Thursday, November 9, 2017

Hamilton Wayzgoose: Type Lovers Unite!

If you love wood type and letterpress printing... especially the bold and exciting work being done these days in the showcard poster/broadside world, you need to go to Two Rivers, Wisconsin for the Hamilton Wood Type Museum Wayzgoose

We arrived Thursday for the three-plus day affair and took a selfie at their wood type wall:

On Thursday we printed a folder to hold the broadsides the students printed on Friday in our workshop titled letterpress printing with wood type. By the way Hamilton IS the "coolest place in town..." at least in Two Rivers, WI anyways.

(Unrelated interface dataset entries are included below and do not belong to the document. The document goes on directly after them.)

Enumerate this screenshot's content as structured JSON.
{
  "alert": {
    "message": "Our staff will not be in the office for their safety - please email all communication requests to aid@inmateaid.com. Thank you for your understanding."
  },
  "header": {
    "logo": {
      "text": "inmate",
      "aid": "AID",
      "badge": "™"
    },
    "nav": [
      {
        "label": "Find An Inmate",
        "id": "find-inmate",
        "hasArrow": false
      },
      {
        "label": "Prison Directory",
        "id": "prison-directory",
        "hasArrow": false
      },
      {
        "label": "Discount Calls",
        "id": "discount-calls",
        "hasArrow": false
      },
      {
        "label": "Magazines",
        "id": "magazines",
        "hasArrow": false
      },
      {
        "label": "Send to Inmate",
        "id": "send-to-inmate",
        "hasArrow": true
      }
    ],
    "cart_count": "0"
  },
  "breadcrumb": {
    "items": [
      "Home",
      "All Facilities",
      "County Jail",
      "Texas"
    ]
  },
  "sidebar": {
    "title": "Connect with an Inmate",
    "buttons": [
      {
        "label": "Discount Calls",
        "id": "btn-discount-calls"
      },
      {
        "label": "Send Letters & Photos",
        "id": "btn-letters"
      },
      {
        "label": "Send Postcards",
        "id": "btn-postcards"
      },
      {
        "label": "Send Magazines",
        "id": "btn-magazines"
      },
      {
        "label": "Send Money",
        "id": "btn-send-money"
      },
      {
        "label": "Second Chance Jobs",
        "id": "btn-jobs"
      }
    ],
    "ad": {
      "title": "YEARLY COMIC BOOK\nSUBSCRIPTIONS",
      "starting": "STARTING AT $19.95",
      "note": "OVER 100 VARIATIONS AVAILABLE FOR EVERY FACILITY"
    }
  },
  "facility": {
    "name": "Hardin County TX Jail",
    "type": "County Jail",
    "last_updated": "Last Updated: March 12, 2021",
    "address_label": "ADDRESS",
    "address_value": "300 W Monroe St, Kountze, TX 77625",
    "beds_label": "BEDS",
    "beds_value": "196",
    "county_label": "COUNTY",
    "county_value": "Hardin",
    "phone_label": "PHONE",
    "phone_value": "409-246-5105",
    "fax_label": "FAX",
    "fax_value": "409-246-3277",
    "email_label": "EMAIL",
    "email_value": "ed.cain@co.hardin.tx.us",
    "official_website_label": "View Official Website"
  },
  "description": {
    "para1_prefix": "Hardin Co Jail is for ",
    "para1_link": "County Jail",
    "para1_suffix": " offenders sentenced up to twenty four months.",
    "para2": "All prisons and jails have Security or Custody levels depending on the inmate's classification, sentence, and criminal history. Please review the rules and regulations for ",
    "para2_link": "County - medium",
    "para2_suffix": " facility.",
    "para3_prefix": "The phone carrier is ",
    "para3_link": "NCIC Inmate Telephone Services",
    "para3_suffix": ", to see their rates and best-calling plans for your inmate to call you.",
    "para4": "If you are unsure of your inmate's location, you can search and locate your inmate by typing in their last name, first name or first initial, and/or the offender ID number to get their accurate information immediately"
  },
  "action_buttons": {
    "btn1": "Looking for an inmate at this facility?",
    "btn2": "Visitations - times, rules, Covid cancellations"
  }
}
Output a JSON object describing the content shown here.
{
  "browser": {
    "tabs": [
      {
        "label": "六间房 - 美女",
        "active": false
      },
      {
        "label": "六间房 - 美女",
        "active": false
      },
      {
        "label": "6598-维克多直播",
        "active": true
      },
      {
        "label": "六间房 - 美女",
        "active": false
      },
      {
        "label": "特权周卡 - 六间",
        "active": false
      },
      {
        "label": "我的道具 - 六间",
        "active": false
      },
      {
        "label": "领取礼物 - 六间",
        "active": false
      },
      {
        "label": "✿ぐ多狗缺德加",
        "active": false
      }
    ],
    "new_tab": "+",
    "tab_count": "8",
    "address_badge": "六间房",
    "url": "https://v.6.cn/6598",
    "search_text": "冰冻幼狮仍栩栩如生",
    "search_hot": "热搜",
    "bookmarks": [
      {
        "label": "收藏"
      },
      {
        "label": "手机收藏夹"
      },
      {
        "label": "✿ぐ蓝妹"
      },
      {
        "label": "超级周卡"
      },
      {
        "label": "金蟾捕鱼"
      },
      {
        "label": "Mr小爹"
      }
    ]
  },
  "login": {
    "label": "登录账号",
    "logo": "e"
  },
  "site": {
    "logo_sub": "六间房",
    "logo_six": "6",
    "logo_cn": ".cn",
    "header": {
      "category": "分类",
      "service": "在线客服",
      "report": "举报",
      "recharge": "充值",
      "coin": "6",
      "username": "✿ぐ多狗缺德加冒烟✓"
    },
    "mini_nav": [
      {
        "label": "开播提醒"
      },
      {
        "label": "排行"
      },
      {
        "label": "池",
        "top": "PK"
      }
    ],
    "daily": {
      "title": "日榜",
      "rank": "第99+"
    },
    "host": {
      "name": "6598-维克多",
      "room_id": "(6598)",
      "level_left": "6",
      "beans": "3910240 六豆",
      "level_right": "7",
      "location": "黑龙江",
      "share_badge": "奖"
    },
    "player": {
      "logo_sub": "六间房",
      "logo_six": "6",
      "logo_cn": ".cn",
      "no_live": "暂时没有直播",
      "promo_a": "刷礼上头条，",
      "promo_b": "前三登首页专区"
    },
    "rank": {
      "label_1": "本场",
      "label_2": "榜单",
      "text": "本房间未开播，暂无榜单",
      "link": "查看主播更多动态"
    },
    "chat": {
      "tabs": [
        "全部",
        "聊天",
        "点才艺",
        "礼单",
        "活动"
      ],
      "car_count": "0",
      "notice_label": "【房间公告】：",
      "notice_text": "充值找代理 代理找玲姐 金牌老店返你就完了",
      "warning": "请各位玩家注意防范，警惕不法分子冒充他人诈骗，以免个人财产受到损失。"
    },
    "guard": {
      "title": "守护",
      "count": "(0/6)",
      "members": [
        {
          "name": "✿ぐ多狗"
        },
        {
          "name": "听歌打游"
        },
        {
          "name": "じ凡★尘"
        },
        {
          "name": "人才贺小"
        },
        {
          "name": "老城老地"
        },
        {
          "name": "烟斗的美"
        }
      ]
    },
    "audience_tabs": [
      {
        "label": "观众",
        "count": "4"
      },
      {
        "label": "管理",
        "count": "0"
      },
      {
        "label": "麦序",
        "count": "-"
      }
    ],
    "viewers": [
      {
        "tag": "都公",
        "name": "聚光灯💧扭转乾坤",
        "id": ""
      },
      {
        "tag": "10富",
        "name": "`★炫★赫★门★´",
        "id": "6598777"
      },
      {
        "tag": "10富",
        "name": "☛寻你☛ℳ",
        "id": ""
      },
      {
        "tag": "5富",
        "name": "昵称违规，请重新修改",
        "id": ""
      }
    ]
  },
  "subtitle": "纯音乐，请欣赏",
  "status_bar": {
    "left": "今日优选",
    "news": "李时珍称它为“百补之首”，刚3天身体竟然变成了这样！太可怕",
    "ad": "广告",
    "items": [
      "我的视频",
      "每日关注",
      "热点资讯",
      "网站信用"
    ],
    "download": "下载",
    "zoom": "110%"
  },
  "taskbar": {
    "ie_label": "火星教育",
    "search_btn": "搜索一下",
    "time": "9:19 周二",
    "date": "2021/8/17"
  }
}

The participants in our workshops were challenged to make images of bugs or beasts using wood type. The wood type museum is a paradise for wood type lovers. We taught 2 classes, each for 3 hours, with 15 people in each, working in teams of 3 on 5 different presses. We had them make 40 copies, so that each participant would get one of each print that was made. Most of the folks got at least 30 "perfect" copies and most had time to do 3 different color runs.

Here are the classes and the work: You are really going to have to zoom in to see what they made!

Next year... Can't wait!